▸ **Exercise goal**
Only lines with the word "Amount" are wanted; copy each of them from the listing below.

——

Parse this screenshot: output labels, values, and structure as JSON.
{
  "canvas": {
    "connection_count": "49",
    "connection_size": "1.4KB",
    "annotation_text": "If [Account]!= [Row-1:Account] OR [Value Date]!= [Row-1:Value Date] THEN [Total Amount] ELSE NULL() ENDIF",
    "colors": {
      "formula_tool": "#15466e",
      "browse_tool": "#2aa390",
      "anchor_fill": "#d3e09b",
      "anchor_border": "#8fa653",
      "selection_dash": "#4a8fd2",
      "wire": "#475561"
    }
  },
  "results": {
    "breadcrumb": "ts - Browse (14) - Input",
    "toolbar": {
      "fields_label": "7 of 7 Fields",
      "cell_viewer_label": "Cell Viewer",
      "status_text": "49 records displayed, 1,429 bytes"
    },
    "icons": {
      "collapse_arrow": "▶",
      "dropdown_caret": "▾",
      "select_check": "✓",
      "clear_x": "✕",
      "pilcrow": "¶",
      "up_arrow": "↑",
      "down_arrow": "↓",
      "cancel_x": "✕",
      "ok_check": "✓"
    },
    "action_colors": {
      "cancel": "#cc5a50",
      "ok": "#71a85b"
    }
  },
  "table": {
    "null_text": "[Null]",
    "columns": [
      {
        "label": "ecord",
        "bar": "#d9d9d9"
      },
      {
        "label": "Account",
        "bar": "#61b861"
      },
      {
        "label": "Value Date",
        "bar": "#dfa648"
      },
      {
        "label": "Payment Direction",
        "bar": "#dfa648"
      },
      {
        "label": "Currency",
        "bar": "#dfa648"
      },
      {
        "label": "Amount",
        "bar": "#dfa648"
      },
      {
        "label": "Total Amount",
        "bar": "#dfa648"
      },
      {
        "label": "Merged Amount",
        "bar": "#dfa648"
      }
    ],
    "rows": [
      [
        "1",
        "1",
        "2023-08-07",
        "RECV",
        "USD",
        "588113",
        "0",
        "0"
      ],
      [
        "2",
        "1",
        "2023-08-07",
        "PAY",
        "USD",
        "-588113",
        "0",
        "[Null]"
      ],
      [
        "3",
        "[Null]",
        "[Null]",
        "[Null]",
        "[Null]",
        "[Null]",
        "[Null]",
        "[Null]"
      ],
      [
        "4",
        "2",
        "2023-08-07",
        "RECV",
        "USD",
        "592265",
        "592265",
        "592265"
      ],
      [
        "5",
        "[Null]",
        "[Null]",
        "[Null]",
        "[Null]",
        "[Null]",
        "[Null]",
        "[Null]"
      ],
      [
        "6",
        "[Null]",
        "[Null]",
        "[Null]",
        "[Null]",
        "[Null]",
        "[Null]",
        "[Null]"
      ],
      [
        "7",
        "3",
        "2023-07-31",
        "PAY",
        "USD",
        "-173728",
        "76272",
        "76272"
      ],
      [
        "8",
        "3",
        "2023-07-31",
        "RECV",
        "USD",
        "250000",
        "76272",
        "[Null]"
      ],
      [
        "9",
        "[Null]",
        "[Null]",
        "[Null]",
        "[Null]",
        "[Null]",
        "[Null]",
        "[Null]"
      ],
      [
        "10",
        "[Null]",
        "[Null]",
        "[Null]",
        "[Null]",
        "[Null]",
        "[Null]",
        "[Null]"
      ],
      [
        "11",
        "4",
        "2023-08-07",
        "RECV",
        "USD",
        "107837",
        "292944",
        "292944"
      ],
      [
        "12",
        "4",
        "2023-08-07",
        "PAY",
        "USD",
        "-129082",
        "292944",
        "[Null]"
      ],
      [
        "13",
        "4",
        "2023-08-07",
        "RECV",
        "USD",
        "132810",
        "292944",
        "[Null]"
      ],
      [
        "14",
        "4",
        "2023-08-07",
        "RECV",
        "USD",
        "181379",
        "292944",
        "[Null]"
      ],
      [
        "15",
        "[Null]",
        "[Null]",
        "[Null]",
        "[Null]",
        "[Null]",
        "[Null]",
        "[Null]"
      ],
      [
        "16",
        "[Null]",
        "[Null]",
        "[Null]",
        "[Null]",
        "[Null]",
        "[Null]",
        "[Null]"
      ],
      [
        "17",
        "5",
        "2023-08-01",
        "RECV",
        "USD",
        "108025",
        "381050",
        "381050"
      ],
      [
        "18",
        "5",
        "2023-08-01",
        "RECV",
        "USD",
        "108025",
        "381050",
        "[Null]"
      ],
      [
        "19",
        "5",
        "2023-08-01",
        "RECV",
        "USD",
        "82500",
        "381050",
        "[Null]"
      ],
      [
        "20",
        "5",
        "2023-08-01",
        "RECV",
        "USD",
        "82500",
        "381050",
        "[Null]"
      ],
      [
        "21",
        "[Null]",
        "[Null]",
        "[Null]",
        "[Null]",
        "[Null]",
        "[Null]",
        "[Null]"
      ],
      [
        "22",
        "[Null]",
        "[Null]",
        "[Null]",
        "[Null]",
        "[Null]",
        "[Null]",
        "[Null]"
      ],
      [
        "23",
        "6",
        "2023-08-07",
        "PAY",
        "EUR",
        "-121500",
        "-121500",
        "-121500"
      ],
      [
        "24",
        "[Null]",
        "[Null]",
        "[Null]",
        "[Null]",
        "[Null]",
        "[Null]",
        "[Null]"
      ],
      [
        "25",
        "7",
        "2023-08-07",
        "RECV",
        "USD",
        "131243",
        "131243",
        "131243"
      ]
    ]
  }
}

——

▸ **Task output**
    "annotation_text": "If [Account]!= [Row-1:Account] OR [Value Date]!= [Row-1:Value Date] THEN [Total Amount] ELSE NULL() ENDIF",
        "label": "Amount",
        "label": "Total Amount",
        "label": "Merged Amount",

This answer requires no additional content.